© 2016 by the American Diabetes Association. Readers may use this article as long as the work is properly cited, the use is educational and not for profit, and the work is not altered.

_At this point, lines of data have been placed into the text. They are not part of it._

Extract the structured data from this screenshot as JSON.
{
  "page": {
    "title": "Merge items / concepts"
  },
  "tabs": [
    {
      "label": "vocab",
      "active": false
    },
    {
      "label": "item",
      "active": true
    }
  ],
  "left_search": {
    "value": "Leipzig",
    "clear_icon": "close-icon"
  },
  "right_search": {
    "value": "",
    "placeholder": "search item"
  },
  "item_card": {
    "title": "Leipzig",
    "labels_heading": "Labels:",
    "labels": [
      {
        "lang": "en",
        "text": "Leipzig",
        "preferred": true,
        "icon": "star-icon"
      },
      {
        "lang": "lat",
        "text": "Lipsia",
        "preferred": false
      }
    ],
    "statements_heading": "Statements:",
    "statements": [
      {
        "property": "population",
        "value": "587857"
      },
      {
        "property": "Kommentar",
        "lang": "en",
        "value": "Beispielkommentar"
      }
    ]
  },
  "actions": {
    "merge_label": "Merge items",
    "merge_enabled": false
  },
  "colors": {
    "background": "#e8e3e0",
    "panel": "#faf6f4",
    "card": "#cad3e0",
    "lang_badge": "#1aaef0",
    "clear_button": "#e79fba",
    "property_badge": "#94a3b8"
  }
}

Type 1 diabetes mellitus (T1DM) is associated with chronic systemic inflammation and enhanced susceptibility to systemic bacterial infection (sepsis). We hypothesized that low insulin concentrations in T1DM trigger the enzyme 5-lipoxygenase (5-LO) to produce the lipid mediator leukotriene B4 (LTB4), which triggers systemic inflammation that may increase susceptibility to polymicrobial sepsis. Consistent with chronic inflammation, peritoneal macrophages from two mouse models of T1DM had greater abundance of the adaptor MyD88 (myeloid differentiation factor 88) and its direct transcriptional effector STAT-1 (signal transducer and activator of transcription 1) than macrophages from nondiabetic mice. Expression of Alox5, which encodes 5-LO, and the concentration of the proinflammatory cytokine interleukin-1β (IL-1β) were also increased in peritoneal macrophages and serum from T1DM mice. Insulin treatment reduced LTB4 concentrations in the circulation and Myd88 and Stat1 expression in the macrophages from T1DM mice. T1DM mice treated with a 5-LO inhibitor had reduced Myd88 mRNA in macrophages and increased abundance of IL-1 receptor antagonist and reduced production of IL-β in the circulation. T1DM mice lacking 5-LO or the receptor for LTB4 also produced less proinflammatory cytokines. Compared to wild-type or untreated diabetic mice, T1DM mice lacking the receptor for LTB4 or treated with a 5-LO inhibitor survived polymicrobial sepsis, had reduced production of proinflammatory cytokines, and had decreased bacterial counts. These results uncover a role for LTB4 in promoting sterile inflammation in diabetes and the enhanced susceptibility to sepsis in T1DM.
Copyright © 2015, American Association for the Advancement of Science.
Regulatory T cells (Tregs) are a specialized subset of CD4(+) T cells that maintain self-tolerance by functionally suppressing autoreactive lymphocytes. The Treg compartment is composed of thymus-derived Tregs (tTregs) and peripheral Tregs (pTregs) that are generated in secondary lymphoid organs after exposure to antigen and specific cytokines, such as TGF-β. With regard to this latter lineage, pTregs [and their ex vivo generated counterparts, induced Tregs (iTregs)] offer particular therapeutic potential because these cells can be raised against specific antigens to limit autoimmunity. We now report that transcription factor Krüppel-like factor 2 (KLF2) is necessary for the generation of iTregs but not tTregs. Moreover, drugs that limit KLF2 proteolysis during T-cell activation enhance iTreg development. To the authors' knowledge, this study identifies the first transcription factor to distinguish between i/pTreg and tTreg ontogeny and demonstrates that KLF2 is a therapeutic target for the production of regulatory T cells.